The rumor is that Apple Music will soon be cheaper. Inside sources say that it will decrease to $8 a month by the holiday season.
Do A&R people follow online metrics of artists? Not as much as you might think, it turns out. When it comes right down to it, a real show with a real audience is a much better indicator of how good you are than an edited video.
Make way for the new hybrid record labels. Irving Azoff started the trend on the high end, but now there are indie labels attempting to do the same thing and build a label around today’s technology and mindset.
Pirated CDs are showing up on Amazon. The industry brings the pirated music issue up again, but the fact of the matter is that streaming has won, and this is a drop in the bucket revenue-wise.
Speaking of piracy, Facebook has banned several music sharing groups. That’s such an easy thing to do. Piracy may not be that big of a deal these days, but it’s still best to cut it off when you can.
YouTube makes a deal with GEMA. Good news for artists, labels and songwriters to get paid for their video views in Germany.
There’s a reason why tech companies are importing music execs. They just don’t know how to deal with artists and creatives, it seems. Whether this idea will work is yet to be seen.
The highest paid women artists – Forbes knows. And it’s exactly who expect them to be, but the amount they made last year is still staggering.
And finally, for the first time in long time, NPR has seen a large ratings increase. Politics may have something to do with it, but the state of radio in general is deteriorating as streaming takes over and the ad revenue dries up.
That’s the News Roundup of what went on in the music industry last week. Let’s see what next week brings.
Rarely does one chart say so much about how an industry goes as does this one from Fortune.
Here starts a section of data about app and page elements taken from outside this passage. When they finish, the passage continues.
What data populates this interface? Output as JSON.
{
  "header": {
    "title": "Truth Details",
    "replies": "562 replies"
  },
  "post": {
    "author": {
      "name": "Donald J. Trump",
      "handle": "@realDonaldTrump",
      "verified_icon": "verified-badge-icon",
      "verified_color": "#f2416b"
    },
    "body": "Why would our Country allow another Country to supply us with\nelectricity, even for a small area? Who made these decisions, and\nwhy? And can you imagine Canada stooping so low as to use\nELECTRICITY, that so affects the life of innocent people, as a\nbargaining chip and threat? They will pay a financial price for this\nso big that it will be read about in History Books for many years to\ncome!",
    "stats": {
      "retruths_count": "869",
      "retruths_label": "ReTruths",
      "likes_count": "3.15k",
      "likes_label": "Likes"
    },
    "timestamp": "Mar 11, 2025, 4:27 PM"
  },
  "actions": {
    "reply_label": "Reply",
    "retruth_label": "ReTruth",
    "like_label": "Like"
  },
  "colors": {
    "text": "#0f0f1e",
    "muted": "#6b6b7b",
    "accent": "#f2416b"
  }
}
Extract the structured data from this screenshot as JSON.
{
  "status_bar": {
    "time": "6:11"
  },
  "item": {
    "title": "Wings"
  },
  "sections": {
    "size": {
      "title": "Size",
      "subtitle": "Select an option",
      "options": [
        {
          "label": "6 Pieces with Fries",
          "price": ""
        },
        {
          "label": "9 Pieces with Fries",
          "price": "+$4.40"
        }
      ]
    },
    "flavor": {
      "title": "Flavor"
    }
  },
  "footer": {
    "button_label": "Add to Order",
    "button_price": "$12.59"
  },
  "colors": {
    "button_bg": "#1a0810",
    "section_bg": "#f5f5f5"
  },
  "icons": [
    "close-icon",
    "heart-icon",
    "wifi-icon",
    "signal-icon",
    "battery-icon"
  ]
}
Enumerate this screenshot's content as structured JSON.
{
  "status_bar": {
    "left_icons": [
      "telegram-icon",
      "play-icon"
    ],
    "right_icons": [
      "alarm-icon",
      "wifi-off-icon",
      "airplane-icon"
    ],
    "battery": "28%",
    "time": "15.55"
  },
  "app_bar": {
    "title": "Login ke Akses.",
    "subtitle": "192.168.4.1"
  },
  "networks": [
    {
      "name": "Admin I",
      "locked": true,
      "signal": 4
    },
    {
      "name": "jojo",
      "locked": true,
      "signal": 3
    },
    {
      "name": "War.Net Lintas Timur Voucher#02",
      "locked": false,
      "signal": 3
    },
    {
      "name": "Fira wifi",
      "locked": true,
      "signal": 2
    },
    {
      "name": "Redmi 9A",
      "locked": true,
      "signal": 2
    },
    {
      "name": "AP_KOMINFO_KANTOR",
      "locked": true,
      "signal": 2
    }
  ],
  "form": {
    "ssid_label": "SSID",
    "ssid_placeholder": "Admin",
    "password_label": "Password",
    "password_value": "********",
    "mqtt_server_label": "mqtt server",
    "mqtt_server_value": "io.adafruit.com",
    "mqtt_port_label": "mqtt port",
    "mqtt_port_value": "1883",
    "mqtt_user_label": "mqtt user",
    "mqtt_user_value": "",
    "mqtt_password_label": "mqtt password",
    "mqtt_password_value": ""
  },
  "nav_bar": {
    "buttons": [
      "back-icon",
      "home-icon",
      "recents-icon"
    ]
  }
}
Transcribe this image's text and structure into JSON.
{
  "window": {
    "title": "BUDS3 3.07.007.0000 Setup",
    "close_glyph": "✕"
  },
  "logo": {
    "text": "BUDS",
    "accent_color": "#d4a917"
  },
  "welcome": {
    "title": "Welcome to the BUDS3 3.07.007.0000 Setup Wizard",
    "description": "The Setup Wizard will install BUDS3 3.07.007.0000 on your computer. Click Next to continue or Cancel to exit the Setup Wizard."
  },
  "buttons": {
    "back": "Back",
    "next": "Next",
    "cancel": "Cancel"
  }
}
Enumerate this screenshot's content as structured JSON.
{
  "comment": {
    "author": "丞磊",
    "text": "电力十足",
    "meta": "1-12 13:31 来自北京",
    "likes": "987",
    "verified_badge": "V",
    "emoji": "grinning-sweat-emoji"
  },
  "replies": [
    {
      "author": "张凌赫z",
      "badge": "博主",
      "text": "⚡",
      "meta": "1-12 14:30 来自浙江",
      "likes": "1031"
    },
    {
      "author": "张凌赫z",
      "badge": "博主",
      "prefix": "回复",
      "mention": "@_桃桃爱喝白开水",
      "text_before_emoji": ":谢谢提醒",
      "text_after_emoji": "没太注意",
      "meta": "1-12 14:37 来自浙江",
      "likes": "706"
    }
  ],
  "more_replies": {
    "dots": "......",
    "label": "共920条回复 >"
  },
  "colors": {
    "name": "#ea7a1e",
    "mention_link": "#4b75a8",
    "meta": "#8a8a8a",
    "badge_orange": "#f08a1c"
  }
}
It’s the revenue generated by the recorded music business over the last 40+ years, and it shows the staggering loses that it suffered with the onset of digital music, as well as how the industry has responded to the incorporation of each new music delivery technology.
As you can see, back in the late 70s the industry was fairly healthy in that vinyl sales where at their highest, supported by the first somewhat portable format (in your car, at least), the 8 track tape.
As we get into the 80s the CD takes over, bolstered at least for a time by cassette sales, and it reaches a peak around 2001. This peak is far beyond what the industry had seen before, or since, by almost a factor of 2. Much of this had to do with the fact that the prices for its products were also the highest they’d ever been.
In around 2007 we see that downloads peak in revenue, but the industry is still mostly supported by CD sales, even though they’re declining at a rapid pace, a reaction by consumers to the high prices.
By the end of 2015 CDs are still selling, but at only a fraction of their previous peak, while streaming is increasing at a rapid rate.
If we were to look at an extended chart at the end of 2016, we’ll see that streaming has an even greater growth than what’s seen here, with the general health of the music business revenue-wise beginning to return.
While it’s unlikely that the industry will see anything like the halcyon days of 1999-2001 again (unless a new hit physical format is created), at least it’s growing again. For the first time in a long time, there’s optimism in the air, although you wouldn’t know it from this chart.